# [Exercise description]
Every line of the records below that holds the word "true" belongs in the answer.

# [Records for the task]

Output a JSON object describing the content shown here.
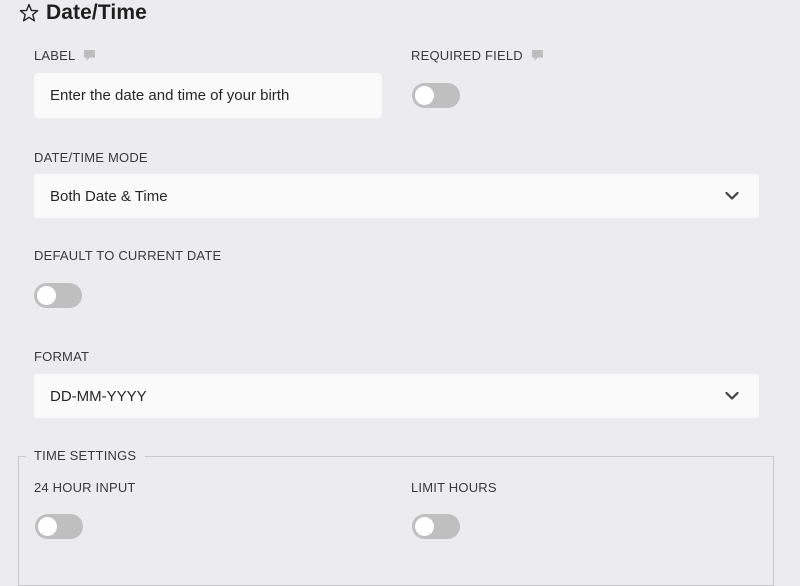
{
  "header": {
    "title": "Date/Time",
    "icon": "star-outline-icon"
  },
  "fields": {
    "label": {
      "label": "LABEL",
      "value": "Enter the date and time of your birth"
    },
    "required": {
      "label": "REQUIRED FIELD",
      "checked": false
    },
    "mode": {
      "label": "DATE/TIME MODE",
      "selected": "Both Date & Time"
    },
    "default_current": {
      "label": "DEFAULT TO CURRENT DATE",
      "checked": false
    },
    "format": {
      "label": "FORMAT",
      "selected": "DD-MM-YYYY"
    }
  },
  "time_settings": {
    "legend": "TIME SETTINGS",
    "hour24": {
      "label": "24 HOUR INPUT",
      "checked": false
    },
    "limit_hours": {
      "label": "LIMIT HOURS",
      "checked": false
    }
  },
  "colors": {
    "background": "#ececee",
    "field_bg": "#fafafa",
    "toggle_off": "#bfbfbf"
  }
}
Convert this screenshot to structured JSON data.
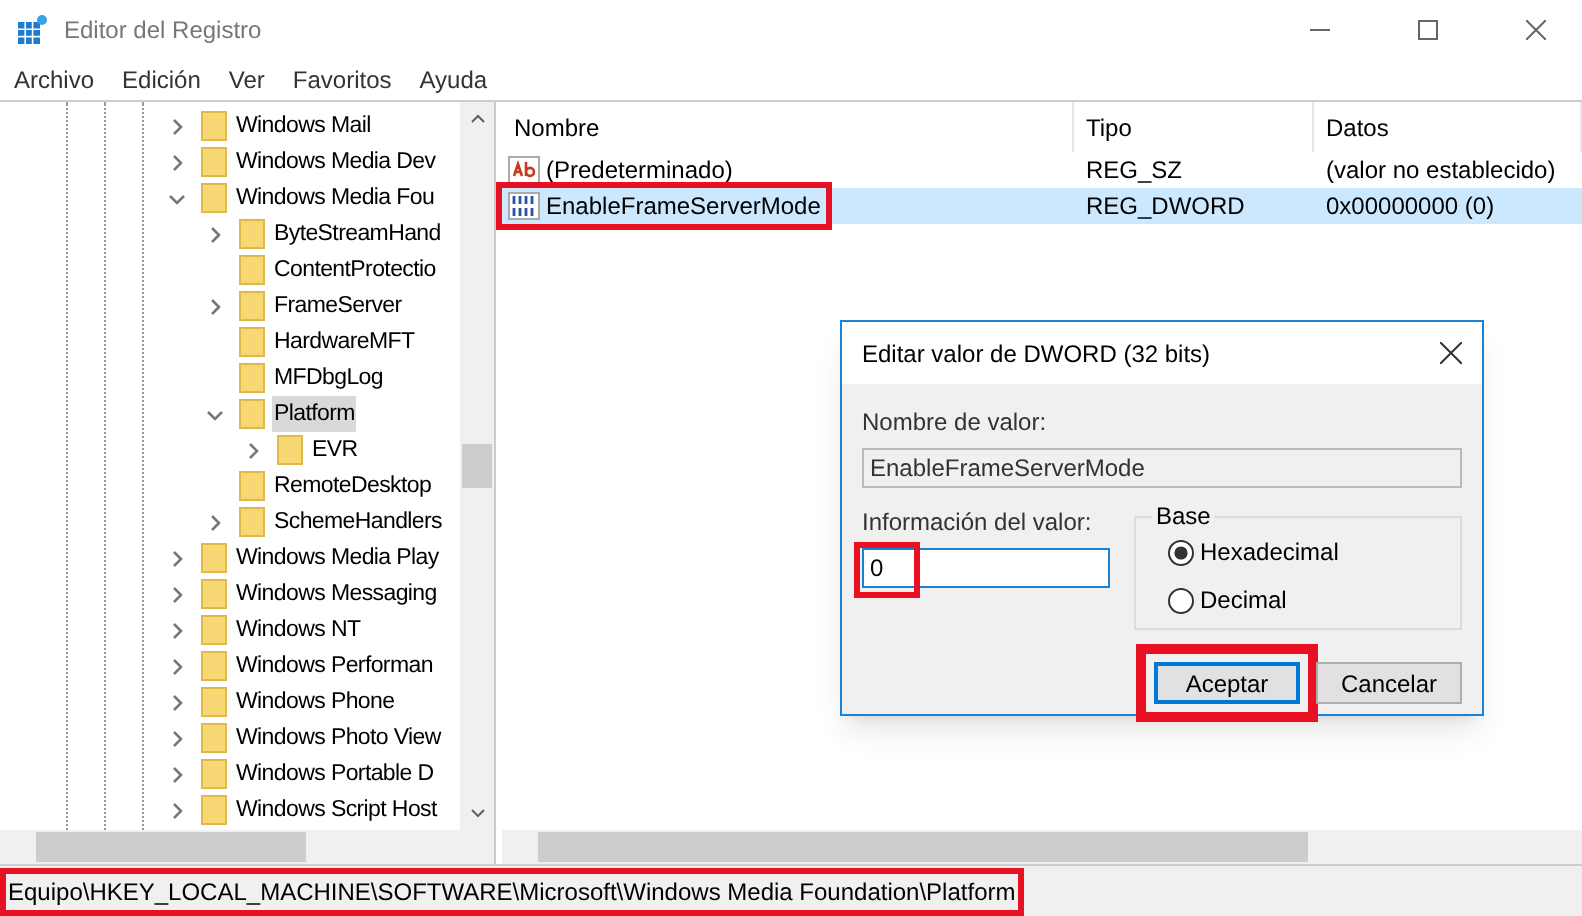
{
  "window": {
    "title": "Editor del Registro"
  },
  "menu": [
    "Archivo",
    "Edición",
    "Ver",
    "Favoritos",
    "Ayuda"
  ],
  "tree": [
    {
      "label": "Windows Mail",
      "expanded": false,
      "selected": false
    },
    {
      "label": "Windows Media Dev",
      "expanded": false,
      "selected": false
    },
    {
      "label": "Windows Media Fou",
      "expanded": true,
      "selected": false,
      "children": [
        {
          "label": "ByteStreamHand",
          "expanded": false,
          "selected": false
        },
        {
          "label": "ContentProtectio",
          "selected": false
        },
        {
          "label": "FrameServer",
          "expanded": false,
          "selected": false
        },
        {
          "label": "HardwareMFT",
          "selected": false
        },
        {
          "label": "MFDbgLog",
          "selected": false
        },
        {
          "label": "Platform",
          "expanded": true,
          "selected": true,
          "children": [
            {
              "label": "EVR",
              "expanded": false,
              "selected": false
            }
          ]
        },
        {
          "label": "RemoteDesktop",
          "selected": false
        },
        {
          "label": "SchemeHandlers",
          "expanded": false,
          "selected": false
        }
      ]
    },
    {
      "label": "Windows Media Play",
      "expanded": false,
      "selected": false
    },
    {
      "label": "Windows Messaging",
      "expanded": false,
      "selected": false
    },
    {
      "label": "Windows NT",
      "expanded": false,
      "selected": false
    },
    {
      "label": "Windows Performan",
      "expanded": false,
      "selected": false
    },
    {
      "label": "Windows Phone",
      "expanded": false,
      "selected": false
    },
    {
      "label": "Windows Photo View",
      "expanded": false,
      "selected": false
    },
    {
      "label": "Windows Portable D",
      "expanded": false,
      "selected": false
    },
    {
      "label": "Windows Script Host",
      "expanded": false,
      "selected": false
    }
  ],
  "table": {
    "columns": [
      "Nombre",
      "Tipo",
      "Datos"
    ],
    "rows": [
      {
        "kind": "string",
        "name": "(Predeterminado)",
        "type": "REG_SZ",
        "data": "(valor no establecido)",
        "selected": false,
        "highlighted": false
      },
      {
        "kind": "binary",
        "name": "EnableFrameServerMode",
        "type": "REG_DWORD",
        "data": "0x00000000 (0)",
        "selected": true,
        "highlighted": true
      }
    ]
  },
  "dialog": {
    "title": "Editar valor de DWORD (32 bits)",
    "name_label": "Nombre de valor:",
    "name_value": "EnableFrameServerMode",
    "value_label": "Información del valor:",
    "value": "0",
    "value_highlighted": true,
    "base_label": "Base",
    "radios": [
      {
        "label": "Hexadecimal",
        "selected": true
      },
      {
        "label": "Decimal",
        "selected": false
      }
    ],
    "buttons": [
      {
        "label": "Aceptar",
        "default": true,
        "highlighted": true
      },
      {
        "label": "Cancelar",
        "default": false,
        "highlighted": false
      }
    ]
  },
  "status_bar": {
    "path": "Equipo\\HKEY_LOCAL_MACHINE\\SOFTWARE\\Microsoft\\Windows Media Foundation\\Platform",
    "highlighted": true
  }
}
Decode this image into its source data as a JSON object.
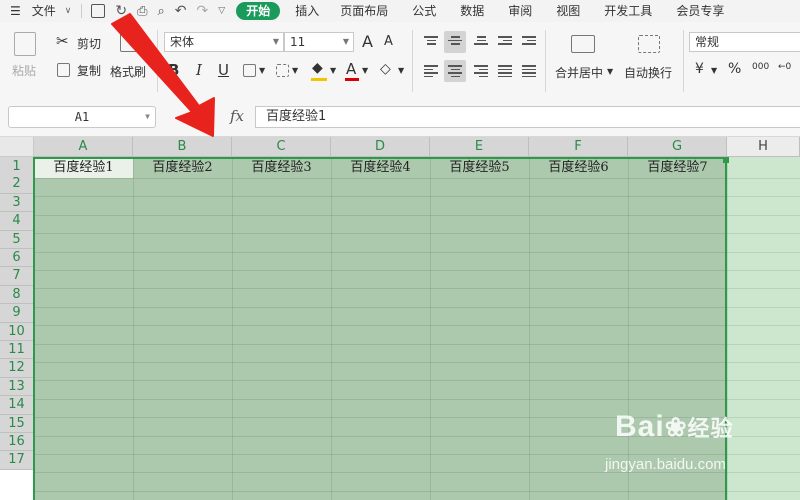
{
  "menu": {
    "file": "文件",
    "tabs": [
      "开始",
      "插入",
      "页面布局",
      "公式",
      "数据",
      "审阅",
      "视图",
      "开发工具",
      "会员专享"
    ]
  },
  "ribbon": {
    "paste": "粘贴",
    "cut": "剪切",
    "copy": "复制",
    "format_painter": "格式刷",
    "font_name": "宋体",
    "font_size": "11",
    "merge_center": "合并居中",
    "wrap_text": "自动换行",
    "number_format": "常规",
    "currency_symbol": "¥",
    "percent_symbol": "%",
    "increase_decimal": "000",
    "decrease_decimal": "←0",
    "grow_font": "A",
    "shrink_font": "A",
    "bold": "B",
    "italic": "I",
    "underline": "U"
  },
  "formula_bar": {
    "name_box": "A1",
    "fx": "fx",
    "content": "百度经验1"
  },
  "grid": {
    "columns": [
      "A",
      "B",
      "C",
      "D",
      "E",
      "F",
      "G",
      "H"
    ],
    "rows": [
      "1",
      "2",
      "3",
      "4",
      "5",
      "6",
      "7",
      "8",
      "9",
      "10",
      "11",
      "12",
      "13",
      "14",
      "15",
      "16",
      "17"
    ],
    "row1_values": [
      "百度经验1",
      "百度经验2",
      "百度经验3",
      "百度经验4",
      "百度经验5",
      "百度经验6",
      "百度经验7"
    ]
  },
  "watermark": {
    "logo_left": "Bai",
    "logo_right": "经验",
    "url": "jingyan.baidu.com"
  },
  "colors": {
    "accent": "#1a9b5c",
    "selection_fill": "#acc8ad",
    "selection_border": "#2d9a4a",
    "arrow": "#e8231d"
  }
}
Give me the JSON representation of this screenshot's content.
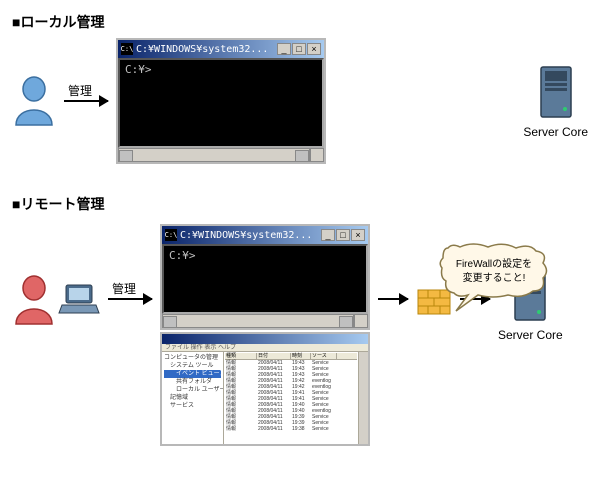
{
  "sections": {
    "local": {
      "title": "■ローカル管理"
    },
    "remote": {
      "title": "■リモート管理"
    }
  },
  "arrows": {
    "manage": "管理"
  },
  "cmd": {
    "title": "C:¥WINDOWS¥system32...",
    "prompt": "C:¥>"
  },
  "mmc": {
    "title": "コンピュータの管理",
    "toolbar": "ファイル 操作 表示 ヘルプ",
    "tree": {
      "root": "コンピュータの管理",
      "sys": "システム ツール",
      "ev": "イベント ビューア",
      "shared": "共有フォルダ",
      "users": "ローカル ユーザー",
      "storage": "記憶域",
      "svc": "サービス"
    },
    "list": {
      "headers": {
        "c1": "種類",
        "c2": "日付",
        "c3": "時刻",
        "c4": "ソース"
      },
      "rows": [
        {
          "c1": "情報",
          "c2": "2008/04/11",
          "c3": "19:43",
          "c4": "Service"
        },
        {
          "c1": "情報",
          "c2": "2008/04/11",
          "c3": "19:43",
          "c4": "Service"
        },
        {
          "c1": "情報",
          "c2": "2008/04/11",
          "c3": "19:43",
          "c4": "Service"
        },
        {
          "c1": "情報",
          "c2": "2008/04/11",
          "c3": "19:42",
          "c4": "eventlog"
        },
        {
          "c1": "情報",
          "c2": "2008/04/11",
          "c3": "19:42",
          "c4": "eventlog"
        },
        {
          "c1": "情報",
          "c2": "2008/04/11",
          "c3": "19:41",
          "c4": "Service"
        },
        {
          "c1": "情報",
          "c2": "2008/04/11",
          "c3": "19:41",
          "c4": "Service"
        },
        {
          "c1": "情報",
          "c2": "2008/04/11",
          "c3": "19:40",
          "c4": "Service"
        },
        {
          "c1": "情報",
          "c2": "2008/04/11",
          "c3": "19:40",
          "c4": "eventlog"
        },
        {
          "c1": "情報",
          "c2": "2008/04/11",
          "c3": "19:39",
          "c4": "Service"
        },
        {
          "c1": "情報",
          "c2": "2008/04/11",
          "c3": "19:39",
          "c4": "Service"
        },
        {
          "c1": "情報",
          "c2": "2008/04/11",
          "c3": "19:38",
          "c4": "Service"
        }
      ]
    }
  },
  "server": {
    "label": "Server Core"
  },
  "bubble": {
    "line1": "FireWallの設定を",
    "line2": "変更すること!"
  }
}
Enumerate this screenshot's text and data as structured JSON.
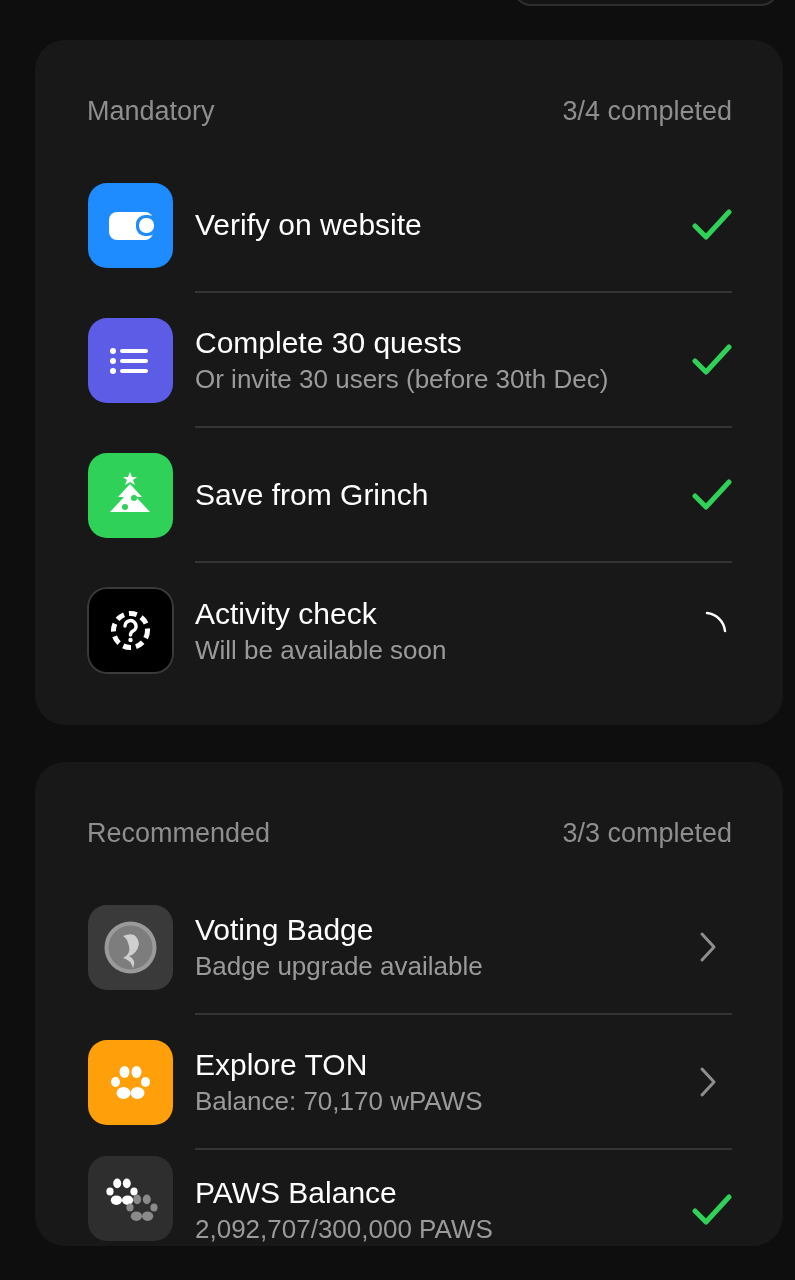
{
  "sections": [
    {
      "title": "Mandatory",
      "progress": "3/4 completed",
      "tasks": [
        {
          "title": "Verify on website",
          "kind": "done"
        },
        {
          "title": "Complete 30 quests",
          "subtitle": "Or invite 30 users (before 30th Dec)",
          "kind": "done"
        },
        {
          "title": "Save from Grinch",
          "kind": "done"
        },
        {
          "title": "Activity check",
          "subtitle": "Will be available soon",
          "kind": "pending"
        }
      ]
    },
    {
      "title": "Recommended",
      "progress": "3/3 completed",
      "tasks": [
        {
          "title": "Voting Badge",
          "subtitle": "Badge upgrade available",
          "kind": "link"
        },
        {
          "title": "Explore TON",
          "subtitle": "Balance: 70,170 wPAWS",
          "kind": "link"
        },
        {
          "title": "PAWS Balance",
          "subtitle": "2,092,707/300,000 PAWS",
          "kind": "done"
        }
      ]
    }
  ]
}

# [Worked solution]
      "expanded": true,
          "expanded": true,
          "selected": true,
        "selected": true,
        "highlighted": true
    "value_highlighted": true,
        "selected": true
        "default": true,
        "highlighted": true
    "highlighted": true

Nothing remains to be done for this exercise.